** INPUT RECORDS follows **

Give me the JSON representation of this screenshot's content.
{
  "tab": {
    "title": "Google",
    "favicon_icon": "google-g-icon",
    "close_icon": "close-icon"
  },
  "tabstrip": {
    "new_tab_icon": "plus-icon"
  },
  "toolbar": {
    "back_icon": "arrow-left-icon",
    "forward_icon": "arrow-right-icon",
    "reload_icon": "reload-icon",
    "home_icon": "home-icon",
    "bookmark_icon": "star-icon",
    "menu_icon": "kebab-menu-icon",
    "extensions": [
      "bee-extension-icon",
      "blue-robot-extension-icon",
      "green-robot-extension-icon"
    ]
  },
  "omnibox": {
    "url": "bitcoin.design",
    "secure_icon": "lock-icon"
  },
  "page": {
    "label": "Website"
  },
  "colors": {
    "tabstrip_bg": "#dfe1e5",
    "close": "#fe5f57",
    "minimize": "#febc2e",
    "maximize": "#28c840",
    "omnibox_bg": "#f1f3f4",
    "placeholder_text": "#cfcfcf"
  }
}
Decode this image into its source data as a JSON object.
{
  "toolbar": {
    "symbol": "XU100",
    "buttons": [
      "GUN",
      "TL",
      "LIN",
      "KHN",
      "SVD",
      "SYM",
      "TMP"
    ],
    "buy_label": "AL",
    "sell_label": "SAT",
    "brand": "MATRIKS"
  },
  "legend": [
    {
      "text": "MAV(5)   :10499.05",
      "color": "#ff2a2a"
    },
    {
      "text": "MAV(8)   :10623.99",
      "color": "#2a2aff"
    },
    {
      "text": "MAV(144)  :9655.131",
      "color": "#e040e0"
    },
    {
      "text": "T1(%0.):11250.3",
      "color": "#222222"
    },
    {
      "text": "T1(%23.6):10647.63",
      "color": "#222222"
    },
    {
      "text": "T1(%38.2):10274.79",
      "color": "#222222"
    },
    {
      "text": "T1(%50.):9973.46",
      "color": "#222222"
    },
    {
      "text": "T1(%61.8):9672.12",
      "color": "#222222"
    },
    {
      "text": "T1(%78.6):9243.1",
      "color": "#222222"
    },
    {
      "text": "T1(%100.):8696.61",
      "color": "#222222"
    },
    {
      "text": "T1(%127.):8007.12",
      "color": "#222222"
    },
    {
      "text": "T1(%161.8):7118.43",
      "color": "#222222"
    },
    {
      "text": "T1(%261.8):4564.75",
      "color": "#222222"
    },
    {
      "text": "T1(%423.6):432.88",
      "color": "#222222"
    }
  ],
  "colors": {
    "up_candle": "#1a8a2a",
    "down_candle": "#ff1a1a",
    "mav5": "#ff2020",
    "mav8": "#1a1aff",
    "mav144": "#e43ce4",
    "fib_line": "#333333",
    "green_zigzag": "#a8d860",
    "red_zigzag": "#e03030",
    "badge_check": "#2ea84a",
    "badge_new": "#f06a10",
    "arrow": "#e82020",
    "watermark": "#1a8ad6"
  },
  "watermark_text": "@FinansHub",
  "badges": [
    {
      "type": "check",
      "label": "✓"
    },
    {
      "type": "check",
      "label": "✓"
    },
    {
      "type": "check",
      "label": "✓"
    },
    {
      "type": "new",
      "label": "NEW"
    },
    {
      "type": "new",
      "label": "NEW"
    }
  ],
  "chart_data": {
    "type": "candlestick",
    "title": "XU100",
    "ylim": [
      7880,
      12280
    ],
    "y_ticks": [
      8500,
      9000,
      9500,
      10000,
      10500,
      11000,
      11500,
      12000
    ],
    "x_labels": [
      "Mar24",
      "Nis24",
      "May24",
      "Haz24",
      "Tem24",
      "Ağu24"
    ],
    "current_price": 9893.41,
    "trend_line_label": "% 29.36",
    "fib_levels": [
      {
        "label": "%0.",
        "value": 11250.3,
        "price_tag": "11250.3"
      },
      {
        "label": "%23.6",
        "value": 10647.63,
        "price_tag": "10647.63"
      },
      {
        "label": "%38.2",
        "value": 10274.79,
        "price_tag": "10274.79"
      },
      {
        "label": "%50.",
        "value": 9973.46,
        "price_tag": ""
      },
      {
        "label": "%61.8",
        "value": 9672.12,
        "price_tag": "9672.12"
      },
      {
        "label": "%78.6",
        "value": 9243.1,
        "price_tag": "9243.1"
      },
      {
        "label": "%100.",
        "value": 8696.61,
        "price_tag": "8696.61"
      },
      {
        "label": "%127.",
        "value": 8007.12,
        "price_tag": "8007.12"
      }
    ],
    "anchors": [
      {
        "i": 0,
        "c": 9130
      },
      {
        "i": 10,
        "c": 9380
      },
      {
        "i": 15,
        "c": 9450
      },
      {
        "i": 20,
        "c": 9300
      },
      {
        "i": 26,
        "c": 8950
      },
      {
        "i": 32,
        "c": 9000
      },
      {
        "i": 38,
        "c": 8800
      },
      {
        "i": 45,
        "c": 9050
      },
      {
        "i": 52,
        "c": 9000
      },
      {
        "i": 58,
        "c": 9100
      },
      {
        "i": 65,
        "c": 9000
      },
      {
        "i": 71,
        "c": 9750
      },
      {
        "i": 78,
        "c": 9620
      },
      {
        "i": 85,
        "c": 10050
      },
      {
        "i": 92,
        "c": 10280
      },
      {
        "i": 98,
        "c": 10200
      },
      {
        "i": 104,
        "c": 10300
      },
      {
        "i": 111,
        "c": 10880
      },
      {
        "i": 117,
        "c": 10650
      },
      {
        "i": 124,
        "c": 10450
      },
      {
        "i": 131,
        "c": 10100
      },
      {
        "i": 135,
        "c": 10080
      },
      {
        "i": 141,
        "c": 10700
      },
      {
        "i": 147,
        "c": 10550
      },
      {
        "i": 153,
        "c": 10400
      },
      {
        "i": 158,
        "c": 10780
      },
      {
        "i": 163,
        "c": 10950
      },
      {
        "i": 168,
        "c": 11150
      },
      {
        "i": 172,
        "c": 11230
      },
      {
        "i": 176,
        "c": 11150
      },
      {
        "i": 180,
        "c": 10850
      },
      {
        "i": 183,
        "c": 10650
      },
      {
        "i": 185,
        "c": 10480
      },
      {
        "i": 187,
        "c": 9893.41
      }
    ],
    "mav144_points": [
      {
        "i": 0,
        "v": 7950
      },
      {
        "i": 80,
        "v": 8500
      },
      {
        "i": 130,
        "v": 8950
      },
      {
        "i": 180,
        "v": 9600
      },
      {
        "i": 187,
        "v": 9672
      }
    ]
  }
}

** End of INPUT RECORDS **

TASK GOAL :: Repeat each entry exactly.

REPLY ::
Give me the JSON representation of this screenshot's content.
{
  "tab": {
    "title": "Google",
    "favicon_icon": "google-g-icon",
    "close_icon": "close-icon"
  },
  "tabstrip": {
    "new_tab_icon": "plus-icon"
  },
  "toolbar": {
    "back_icon": "arrow-left-icon",
    "forward_icon": "arrow-right-icon",
    "reload_icon": "reload-icon",
    "home_icon": "home-icon",
    "bookmark_icon": "star-icon",
    "menu_icon": "kebab-menu-icon",
    "extensions": [
      "bee-extension-icon",
      "blue-robot-extension-icon",
      "green-robot-extension-icon"
    ]
  },
  "omnibox": {
    "url": "bitcoin.design",
    "secure_icon": "lock-icon"
  },
  "page": {
    "label": "Website"
  },
  "colors": {
    "tabstrip_bg": "#dfe1e5",
    "close": "#fe5f57",
    "minimize": "#febc2e",
    "maximize": "#28c840",
    "omnibox_bg": "#f1f3f4",
    "placeholder_text": "#cfcfcf"
  }
}
Decode this image into its source data as a JSON object.
{
  "toolbar": {
    "symbol": "XU100",
    "buttons": [
      "GUN",
      "TL",
      "LIN",
      "KHN",
      "SVD",
      "SYM",
      "TMP"
    ],
    "buy_label": "AL",
    "sell_label": "SAT",
    "brand": "MATRIKS"
  },
  "legend": [
    {
      "text": "MAV(5)   :10499.05",
      "color": "#ff2a2a"
    },
    {
      "text": "MAV(8)   :10623.99",
      "color": "#2a2aff"
    },
    {
      "text": "MAV(144)  :9655.131",
      "color": "#e040e0"
    },
    {
      "text": "T1(%0.):11250.3",
      "color": "#222222"
    },
    {
      "text": "T1(%23.6):10647.63",
      "color": "#222222"
    },
    {
      "text": "T1(%38.2):10274.79",
      "color": "#222222"
    },
    {
      "text": "T1(%50.):9973.46",
      "color": "#222222"
    },
    {
      "text": "T1(%61.8):9672.12",
      "color": "#222222"
    },
    {
      "text": "T1(%78.6):9243.1",
      "color": "#222222"
    },
    {
      "text": "T1(%100.):8696.61",
      "color": "#222222"
    },
    {
      "text": "T1(%127.):8007.12",
      "color": "#222222"
    },
    {
      "text": "T1(%161.8):7118.43",
      "color": "#222222"
    },
    {
      "text": "T1(%261.8):4564.75",
      "color": "#222222"
    },
    {
      "text": "T1(%423.6):432.88",
      "color": "#222222"
    }
  ],
  "colors": {
    "up_candle": "#1a8a2a",
    "down_candle": "#ff1a1a",
    "mav5": "#ff2020",
    "mav8": "#1a1aff",
    "mav144": "#e43ce4",
    "fib_line": "#333333",
    "green_zigzag": "#a8d860",
    "red_zigzag": "#e03030",
    "badge_check": "#2ea84a",
    "badge_new": "#f06a10",
    "arrow": "#e82020",
    "watermark": "#1a8ad6"
  },
  "watermark_text": "@FinansHub",
  "badges": [
    {
      "type": "check",
      "label": "✓"
    },
    {
      "type": "check",
      "label": "✓"
    },
    {
      "type": "check",
      "label": "✓"
    },
    {
      "type": "new",
      "label": "NEW"
    },
    {
      "type": "new",
      "label": "NEW"
    }
  ],
  "chart_data": {
    "type": "candlestick",
    "title": "XU100",
    "ylim": [
      7880,
      12280
    ],
    "y_ticks": [
      8500,
      9000,
      9500,
      10000,
      10500,
      11000,
      11500,
      12000
    ],
    "x_labels": [
      "Mar24",
      "Nis24",
      "May24",
      "Haz24",
      "Tem24",
      "Ağu24"
    ],
    "current_price": 9893.41,
    "trend_line_label": "% 29.36",
    "fib_levels": [
      {
        "label": "%0.",
        "value": 11250.3,
        "price_tag": "11250.3"
      },
      {
        "label": "%23.6",
        "value": 10647.63,
        "price_tag": "10647.63"
      },
      {
        "label": "%38.2",
        "value": 10274.79,
        "price_tag": "10274.79"
      },
      {
        "label": "%50.",
        "value": 9973.46,
        "price_tag": ""
      },
      {
        "label": "%61.8",
        "value": 9672.12,
        "price_tag": "9672.12"
      },
      {
        "label": "%78.6",
        "value": 9243.1,
        "price_tag": "9243.1"
      },
      {
        "label": "%100.",
        "value": 8696.61,
        "price_tag": "8696.61"
      },
      {
        "label": "%127.",
        "value": 8007.12,
        "price_tag": "8007.12"
      }
    ],
    "anchors": [
      {
        "i": 0,
        "c": 9130
      },
      {
        "i": 10,
        "c": 9380
      },
      {
        "i": 15,
        "c": 9450
      },
      {
        "i": 20,
        "c": 9300
      },
      {
        "i": 26,
        "c": 8950
      },
      {
        "i": 32,
        "c": 9000
      },
      {
        "i": 38,
        "c": 8800
      },
      {
        "i": 45,
        "c": 9050
      },
      {
        "i": 52,
        "c": 9000
      },
      {
        "i": 58,
        "c": 9100
      },
      {
        "i": 65,
        "c": 9000
      },
      {
        "i": 71,
        "c": 9750
      },
      {
        "i": 78,
        "c": 9620
      },
      {
        "i": 85,
        "c": 10050
      },
      {
        "i": 92,
        "c": 10280
      },
      {
        "i": 98,
        "c": 10200
      },
      {
        "i": 104,
        "c": 10300
      },
      {
        "i": 111,
        "c": 10880
      },
      {
        "i": 117,
        "c": 10650
      },
      {
        "i": 124,
        "c": 10450
      },
      {
        "i": 131,
        "c": 10100
      },
      {
        "i": 135,
        "c": 10080
      },
      {
        "i": 141,
        "c": 10700
      },
      {
        "i": 147,
        "c": 10550
      },
      {
        "i": 153,
        "c": 10400
      },
      {
        "i": 158,
        "c": 10780
      },
      {
        "i": 163,
        "c": 10950
      },
      {
        "i": 168,
        "c": 11150
      },
      {
        "i": 172,
        "c": 11230
      },
      {
        "i": 176,
        "c": 11150
      },
      {
        "i": 180,
        "c": 10850
      },
      {
        "i": 183,
        "c": 10650
      },
      {
        "i": 185,
        "c": 10480
      },
      {
        "i": 187,
        "c": 9893.41
      }
    ],
    "mav144_points": [
      {
        "i": 0,
        "v": 7950
      },
      {
        "i": 80,
        "v": 8500
      },
      {
        "i": 130,
        "v": 8950
      },
      {
        "i": 180,
        "v": 9600
      },
      {
        "i": 187,
        "v": 9672
      }
    ]
  }
}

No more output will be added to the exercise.